Recorded data:
◇ ◇ ◇ ◇ ◇ ◇ ◇
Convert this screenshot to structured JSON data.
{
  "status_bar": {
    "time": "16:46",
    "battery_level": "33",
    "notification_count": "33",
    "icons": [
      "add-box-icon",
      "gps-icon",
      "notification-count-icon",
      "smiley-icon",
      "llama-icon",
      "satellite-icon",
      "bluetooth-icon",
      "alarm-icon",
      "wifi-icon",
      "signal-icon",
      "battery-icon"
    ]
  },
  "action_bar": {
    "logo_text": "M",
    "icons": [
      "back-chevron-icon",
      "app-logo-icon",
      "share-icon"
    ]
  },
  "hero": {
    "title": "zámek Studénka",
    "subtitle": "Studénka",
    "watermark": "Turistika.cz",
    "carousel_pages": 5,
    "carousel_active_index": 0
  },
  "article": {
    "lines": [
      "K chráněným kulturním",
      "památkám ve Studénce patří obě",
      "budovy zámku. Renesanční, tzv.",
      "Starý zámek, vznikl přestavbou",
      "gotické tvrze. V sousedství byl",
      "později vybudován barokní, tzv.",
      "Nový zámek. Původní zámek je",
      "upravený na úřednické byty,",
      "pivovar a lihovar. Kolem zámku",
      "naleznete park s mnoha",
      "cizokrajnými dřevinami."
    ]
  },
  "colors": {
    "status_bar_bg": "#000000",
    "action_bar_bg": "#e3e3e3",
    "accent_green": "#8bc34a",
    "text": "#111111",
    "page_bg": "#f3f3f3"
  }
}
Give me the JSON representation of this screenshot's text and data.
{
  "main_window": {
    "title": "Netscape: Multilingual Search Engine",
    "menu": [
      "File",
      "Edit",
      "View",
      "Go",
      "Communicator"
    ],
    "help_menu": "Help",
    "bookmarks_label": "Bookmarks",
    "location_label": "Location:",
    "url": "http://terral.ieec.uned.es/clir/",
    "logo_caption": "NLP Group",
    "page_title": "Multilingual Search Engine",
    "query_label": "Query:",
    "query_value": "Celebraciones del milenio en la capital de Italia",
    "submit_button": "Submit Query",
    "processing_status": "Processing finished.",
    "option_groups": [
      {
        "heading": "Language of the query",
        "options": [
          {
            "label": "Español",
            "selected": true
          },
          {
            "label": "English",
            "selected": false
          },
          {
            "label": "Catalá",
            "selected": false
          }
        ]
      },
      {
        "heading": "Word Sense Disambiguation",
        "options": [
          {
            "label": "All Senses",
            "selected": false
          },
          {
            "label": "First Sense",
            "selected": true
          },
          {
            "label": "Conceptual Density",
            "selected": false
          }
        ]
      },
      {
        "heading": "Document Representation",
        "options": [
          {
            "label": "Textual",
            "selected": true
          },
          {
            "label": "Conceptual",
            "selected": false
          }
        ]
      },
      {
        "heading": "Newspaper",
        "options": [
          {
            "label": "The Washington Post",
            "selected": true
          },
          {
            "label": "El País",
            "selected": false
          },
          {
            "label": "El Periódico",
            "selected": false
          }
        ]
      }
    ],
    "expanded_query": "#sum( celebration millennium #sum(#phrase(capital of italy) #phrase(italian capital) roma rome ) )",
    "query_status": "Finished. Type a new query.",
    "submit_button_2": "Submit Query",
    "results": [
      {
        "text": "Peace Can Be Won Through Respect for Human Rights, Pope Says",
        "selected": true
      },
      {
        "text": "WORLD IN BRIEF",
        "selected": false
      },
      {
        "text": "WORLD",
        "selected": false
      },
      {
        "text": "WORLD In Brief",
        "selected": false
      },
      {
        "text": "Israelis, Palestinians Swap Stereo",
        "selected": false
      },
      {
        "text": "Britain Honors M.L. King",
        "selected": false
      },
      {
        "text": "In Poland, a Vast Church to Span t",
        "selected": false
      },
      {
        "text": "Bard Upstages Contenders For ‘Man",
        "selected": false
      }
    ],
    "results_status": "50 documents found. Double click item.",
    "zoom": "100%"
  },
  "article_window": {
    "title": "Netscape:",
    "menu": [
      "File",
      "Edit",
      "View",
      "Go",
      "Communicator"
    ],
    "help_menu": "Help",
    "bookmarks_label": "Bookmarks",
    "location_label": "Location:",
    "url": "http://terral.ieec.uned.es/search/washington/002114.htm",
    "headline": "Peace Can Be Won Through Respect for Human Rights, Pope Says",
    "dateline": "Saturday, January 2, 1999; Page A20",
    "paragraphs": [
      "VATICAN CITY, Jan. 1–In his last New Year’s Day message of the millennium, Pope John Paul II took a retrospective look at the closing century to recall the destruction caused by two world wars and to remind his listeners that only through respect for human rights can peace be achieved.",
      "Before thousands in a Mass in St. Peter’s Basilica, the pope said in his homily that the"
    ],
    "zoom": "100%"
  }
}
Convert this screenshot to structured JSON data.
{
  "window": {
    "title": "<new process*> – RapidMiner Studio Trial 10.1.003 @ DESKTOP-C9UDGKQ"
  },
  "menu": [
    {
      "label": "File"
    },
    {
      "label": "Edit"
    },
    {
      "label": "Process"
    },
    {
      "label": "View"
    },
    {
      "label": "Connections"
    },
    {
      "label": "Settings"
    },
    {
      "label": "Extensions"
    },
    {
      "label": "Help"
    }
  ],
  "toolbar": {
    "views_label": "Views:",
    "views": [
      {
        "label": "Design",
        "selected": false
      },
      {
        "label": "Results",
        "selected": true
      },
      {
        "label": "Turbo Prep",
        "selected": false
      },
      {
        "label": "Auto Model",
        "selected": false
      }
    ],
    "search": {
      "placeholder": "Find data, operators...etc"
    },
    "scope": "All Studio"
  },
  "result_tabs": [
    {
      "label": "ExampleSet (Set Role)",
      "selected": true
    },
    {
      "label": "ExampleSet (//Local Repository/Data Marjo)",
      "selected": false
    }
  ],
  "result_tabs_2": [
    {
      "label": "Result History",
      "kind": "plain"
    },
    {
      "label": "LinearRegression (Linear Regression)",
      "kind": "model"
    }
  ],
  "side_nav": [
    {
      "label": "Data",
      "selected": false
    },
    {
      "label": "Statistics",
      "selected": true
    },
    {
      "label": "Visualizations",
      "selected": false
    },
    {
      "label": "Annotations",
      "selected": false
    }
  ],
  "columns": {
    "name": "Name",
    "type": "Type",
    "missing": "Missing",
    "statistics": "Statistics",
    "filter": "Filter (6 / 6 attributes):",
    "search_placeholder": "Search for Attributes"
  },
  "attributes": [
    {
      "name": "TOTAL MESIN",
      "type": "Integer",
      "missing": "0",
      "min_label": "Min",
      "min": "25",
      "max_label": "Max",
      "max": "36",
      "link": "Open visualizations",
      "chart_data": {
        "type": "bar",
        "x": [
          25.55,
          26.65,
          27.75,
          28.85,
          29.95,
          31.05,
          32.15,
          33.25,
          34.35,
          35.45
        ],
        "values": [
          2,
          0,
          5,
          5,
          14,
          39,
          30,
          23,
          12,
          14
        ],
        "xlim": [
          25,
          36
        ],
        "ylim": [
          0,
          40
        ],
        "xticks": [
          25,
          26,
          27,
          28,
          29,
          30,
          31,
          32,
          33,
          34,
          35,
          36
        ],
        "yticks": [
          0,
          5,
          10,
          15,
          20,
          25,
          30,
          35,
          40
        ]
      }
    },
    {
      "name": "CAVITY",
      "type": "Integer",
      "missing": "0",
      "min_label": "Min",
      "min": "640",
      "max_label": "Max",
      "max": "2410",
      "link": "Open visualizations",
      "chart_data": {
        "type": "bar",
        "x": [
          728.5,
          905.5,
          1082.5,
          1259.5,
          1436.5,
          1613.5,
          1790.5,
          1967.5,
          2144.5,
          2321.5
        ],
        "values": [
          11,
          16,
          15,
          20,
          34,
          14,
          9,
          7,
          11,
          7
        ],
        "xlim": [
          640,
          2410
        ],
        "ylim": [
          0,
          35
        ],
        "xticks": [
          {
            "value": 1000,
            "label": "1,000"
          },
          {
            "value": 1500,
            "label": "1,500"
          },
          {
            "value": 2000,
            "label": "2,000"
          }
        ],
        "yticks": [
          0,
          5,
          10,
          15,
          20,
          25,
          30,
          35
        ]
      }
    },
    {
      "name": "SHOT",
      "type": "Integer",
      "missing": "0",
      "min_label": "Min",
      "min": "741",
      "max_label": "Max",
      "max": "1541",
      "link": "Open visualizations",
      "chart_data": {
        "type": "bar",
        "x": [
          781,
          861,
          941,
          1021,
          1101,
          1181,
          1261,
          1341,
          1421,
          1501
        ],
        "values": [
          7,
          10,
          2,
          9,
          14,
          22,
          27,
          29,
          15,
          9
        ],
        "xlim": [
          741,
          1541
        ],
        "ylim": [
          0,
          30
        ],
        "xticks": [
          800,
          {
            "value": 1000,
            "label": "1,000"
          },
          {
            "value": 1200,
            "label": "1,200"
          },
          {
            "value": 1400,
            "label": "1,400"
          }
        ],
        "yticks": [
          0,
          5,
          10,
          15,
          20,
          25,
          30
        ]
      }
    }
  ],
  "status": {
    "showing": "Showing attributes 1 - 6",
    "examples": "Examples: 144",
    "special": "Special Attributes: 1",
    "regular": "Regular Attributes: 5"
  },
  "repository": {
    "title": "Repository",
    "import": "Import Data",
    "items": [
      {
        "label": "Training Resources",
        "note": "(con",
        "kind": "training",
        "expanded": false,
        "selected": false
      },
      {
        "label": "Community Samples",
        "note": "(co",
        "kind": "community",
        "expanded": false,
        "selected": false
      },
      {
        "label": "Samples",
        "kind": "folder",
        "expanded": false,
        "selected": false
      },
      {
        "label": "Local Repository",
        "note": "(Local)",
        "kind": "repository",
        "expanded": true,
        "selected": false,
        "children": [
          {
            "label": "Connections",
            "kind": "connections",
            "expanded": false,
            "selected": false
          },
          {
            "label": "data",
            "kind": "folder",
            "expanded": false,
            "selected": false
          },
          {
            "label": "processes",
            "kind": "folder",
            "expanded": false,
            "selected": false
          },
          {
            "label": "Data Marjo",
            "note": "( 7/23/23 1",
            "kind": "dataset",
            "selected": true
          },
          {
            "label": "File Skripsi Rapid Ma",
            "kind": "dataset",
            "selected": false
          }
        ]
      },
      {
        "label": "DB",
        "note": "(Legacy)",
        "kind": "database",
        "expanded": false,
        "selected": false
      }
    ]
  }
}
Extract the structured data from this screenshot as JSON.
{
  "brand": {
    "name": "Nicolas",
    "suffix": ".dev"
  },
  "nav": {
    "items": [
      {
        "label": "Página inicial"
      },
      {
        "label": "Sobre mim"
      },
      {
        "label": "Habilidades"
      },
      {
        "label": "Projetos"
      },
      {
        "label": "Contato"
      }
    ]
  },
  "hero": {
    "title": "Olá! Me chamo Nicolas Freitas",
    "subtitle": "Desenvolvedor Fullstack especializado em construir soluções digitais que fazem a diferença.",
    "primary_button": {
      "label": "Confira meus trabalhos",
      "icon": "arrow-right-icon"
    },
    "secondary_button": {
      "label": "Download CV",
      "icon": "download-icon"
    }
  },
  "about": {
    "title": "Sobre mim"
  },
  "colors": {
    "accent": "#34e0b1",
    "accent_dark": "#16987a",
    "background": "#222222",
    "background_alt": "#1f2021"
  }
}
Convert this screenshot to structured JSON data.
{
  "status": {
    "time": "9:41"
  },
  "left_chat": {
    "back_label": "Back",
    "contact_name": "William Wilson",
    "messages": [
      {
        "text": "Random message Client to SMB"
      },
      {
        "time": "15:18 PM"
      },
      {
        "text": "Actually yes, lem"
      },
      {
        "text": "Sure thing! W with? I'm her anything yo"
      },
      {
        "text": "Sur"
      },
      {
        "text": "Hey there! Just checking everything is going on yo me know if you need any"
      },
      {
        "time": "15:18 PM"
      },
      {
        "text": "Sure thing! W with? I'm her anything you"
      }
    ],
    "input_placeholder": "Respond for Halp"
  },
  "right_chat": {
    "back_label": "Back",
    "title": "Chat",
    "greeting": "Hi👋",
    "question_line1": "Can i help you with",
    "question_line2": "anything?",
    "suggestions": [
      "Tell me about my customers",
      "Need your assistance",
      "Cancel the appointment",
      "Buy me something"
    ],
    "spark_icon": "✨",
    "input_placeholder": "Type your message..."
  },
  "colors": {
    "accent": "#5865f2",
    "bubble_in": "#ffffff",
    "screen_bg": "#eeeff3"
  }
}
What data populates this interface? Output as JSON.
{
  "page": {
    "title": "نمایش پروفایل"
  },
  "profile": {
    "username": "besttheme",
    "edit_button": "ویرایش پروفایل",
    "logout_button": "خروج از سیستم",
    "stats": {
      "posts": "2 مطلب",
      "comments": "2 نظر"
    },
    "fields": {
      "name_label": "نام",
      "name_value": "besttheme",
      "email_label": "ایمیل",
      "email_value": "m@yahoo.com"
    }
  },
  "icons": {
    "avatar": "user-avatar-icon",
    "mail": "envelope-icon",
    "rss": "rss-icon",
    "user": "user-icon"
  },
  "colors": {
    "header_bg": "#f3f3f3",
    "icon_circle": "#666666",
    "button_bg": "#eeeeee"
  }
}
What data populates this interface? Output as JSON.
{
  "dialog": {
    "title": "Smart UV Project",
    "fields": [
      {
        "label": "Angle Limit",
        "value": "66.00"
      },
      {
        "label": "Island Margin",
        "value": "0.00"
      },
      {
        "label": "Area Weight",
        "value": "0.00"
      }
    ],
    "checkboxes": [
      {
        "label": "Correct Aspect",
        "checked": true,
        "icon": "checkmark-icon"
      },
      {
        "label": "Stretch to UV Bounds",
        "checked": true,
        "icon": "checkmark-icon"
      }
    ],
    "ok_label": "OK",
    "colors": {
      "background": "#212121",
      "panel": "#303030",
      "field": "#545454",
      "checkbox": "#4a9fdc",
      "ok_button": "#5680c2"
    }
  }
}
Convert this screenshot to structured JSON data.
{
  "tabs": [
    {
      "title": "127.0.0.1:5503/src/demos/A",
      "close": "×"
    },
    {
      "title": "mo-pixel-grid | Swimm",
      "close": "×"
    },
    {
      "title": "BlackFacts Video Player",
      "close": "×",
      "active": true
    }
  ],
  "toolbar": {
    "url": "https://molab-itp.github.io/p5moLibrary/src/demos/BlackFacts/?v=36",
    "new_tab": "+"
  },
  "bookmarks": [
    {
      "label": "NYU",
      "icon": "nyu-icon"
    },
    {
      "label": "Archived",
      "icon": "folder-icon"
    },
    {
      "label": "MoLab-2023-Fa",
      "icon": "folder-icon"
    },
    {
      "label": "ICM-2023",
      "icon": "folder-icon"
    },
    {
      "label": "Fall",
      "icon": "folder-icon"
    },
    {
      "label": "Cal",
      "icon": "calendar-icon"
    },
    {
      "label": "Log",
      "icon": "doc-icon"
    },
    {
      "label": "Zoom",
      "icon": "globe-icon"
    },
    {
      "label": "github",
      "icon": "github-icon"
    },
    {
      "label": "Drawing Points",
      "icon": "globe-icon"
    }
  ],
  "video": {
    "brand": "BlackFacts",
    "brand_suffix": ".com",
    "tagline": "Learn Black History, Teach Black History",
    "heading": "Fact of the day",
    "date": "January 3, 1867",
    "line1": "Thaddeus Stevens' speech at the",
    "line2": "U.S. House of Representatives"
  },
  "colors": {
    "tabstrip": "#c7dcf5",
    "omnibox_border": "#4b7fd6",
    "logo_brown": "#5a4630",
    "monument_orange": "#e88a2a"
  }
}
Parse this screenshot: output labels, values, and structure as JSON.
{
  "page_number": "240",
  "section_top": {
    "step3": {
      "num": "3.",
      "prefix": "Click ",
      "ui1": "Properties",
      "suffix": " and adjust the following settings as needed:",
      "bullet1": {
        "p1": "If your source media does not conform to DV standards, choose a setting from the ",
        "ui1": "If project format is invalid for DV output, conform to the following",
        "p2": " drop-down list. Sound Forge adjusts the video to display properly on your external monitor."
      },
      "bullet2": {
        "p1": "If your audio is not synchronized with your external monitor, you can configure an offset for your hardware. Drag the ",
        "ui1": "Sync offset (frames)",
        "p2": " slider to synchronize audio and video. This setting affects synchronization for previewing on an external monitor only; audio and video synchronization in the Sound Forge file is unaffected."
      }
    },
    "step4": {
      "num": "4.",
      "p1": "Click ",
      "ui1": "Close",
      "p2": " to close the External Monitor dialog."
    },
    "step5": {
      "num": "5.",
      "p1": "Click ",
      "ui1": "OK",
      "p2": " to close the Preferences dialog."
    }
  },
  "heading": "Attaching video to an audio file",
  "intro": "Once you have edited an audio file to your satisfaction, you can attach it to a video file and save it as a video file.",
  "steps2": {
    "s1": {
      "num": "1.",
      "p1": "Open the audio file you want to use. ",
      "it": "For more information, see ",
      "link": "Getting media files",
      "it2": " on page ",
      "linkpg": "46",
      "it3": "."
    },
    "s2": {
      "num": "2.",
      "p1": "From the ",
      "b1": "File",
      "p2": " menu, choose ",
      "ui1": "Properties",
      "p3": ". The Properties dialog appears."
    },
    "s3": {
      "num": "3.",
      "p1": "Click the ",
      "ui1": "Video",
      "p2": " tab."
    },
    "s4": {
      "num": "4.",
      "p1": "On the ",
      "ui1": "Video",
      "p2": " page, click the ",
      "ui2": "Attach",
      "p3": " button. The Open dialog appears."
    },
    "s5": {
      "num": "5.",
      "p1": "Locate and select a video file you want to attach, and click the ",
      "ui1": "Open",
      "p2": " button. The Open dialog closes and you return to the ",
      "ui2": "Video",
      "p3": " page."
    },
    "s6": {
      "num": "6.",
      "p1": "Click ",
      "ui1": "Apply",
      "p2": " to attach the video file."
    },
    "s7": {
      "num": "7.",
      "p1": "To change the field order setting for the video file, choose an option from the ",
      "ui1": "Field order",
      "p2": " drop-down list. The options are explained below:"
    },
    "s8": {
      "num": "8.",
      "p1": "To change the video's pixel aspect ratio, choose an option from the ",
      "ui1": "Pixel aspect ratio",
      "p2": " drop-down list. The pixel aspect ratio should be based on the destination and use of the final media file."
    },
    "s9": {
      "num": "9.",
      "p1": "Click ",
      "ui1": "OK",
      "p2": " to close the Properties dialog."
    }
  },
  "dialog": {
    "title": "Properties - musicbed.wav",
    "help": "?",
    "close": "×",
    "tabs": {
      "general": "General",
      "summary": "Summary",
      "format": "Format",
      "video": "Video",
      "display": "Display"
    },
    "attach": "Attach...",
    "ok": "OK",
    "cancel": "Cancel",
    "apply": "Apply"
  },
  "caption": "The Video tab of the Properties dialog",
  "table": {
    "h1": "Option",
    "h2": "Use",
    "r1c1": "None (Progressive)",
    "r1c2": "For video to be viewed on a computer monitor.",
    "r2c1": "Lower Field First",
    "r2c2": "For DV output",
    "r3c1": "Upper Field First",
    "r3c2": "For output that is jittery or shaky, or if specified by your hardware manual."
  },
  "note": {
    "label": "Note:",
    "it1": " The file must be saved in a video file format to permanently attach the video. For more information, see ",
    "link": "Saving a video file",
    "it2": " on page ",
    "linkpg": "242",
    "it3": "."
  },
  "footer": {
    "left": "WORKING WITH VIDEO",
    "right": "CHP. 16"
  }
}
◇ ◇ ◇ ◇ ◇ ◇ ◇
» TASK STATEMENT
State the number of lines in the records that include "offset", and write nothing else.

» SOLUTION TO THIS PROBLEM
2